Feeling accepted comes from feeling validated as a person. Warmly validating your child on a daily basis can improve relationships, behaviour and family connectedness. Some helpful ways to validate your child include:
making a photo wall of all the things you like about them and what they do. For example, taking photos of them hugging their sister, playing their lego and of family outings can help your child know that you notice and feel happy about special things they do or may be interested in. You can write in captions and put the date on the photos to elicit more meaningful memories of the special time/ activity/ quality.
use plenty of specific praise: tell your child you love them and praise specifically every day. For example, “I loved how you noticed when mummy felt unwell and thought to get her some tissues”. This tells the child exactly what things you have noticed and loved about them.
make a Brag Book (Lowenstein, 1999): at the end of every day, write one praise point in your child’s book that you can read together before bed. Again, make the praise specific. This book can be a concrete reminder to your child that you love and accept them.
Ansari, B. & Qureshi, S. (2013). Parental Acceptance and Rejection in Relation with Self Esteem in Adolescents. Interdisciplinary Journal of Contemporary Research in Business, 4 (11), 552-557.
Duncan, L. Coatsworth, J. & Greenberg, M. (2009). A Model of Mindful Parenting: Implications for Parent-Child Relationships and Prevention Research. Clinical Child and Family Psychology Review, 12 (3), 255-70.
Dwairy, M. (2010). Parental Acceptance-Rejection: a Fourth Cross-Cultural Research on Parenting and Psychological Adjustment with Children. Journal of Child and Family Studies, 19 (1), 30-35.

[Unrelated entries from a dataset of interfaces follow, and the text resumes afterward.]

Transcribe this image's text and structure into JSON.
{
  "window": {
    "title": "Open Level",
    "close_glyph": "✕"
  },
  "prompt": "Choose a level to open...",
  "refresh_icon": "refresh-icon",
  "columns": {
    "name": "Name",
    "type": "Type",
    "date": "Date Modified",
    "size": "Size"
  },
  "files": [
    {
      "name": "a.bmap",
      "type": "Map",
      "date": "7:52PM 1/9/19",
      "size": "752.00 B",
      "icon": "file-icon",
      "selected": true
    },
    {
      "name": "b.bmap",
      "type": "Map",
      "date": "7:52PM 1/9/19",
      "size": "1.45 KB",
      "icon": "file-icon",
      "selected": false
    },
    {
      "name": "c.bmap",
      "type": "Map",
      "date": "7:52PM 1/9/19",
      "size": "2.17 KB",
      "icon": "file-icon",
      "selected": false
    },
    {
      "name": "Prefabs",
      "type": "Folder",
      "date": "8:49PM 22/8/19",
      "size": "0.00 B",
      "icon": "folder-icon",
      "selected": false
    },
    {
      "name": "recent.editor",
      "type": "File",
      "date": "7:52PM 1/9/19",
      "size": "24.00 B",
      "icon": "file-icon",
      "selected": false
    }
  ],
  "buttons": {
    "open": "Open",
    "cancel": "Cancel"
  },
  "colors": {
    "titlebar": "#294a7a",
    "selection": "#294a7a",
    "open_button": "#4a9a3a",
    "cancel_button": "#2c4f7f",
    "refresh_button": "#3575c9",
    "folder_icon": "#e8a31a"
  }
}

Lowenstein, L. (1999). Creative Interventions for Troubled Children and Youth. Higell Book Printing.
Soloman, A. (2014). Far from the Tree: Parents, Children and the Search for Identity. Scribner.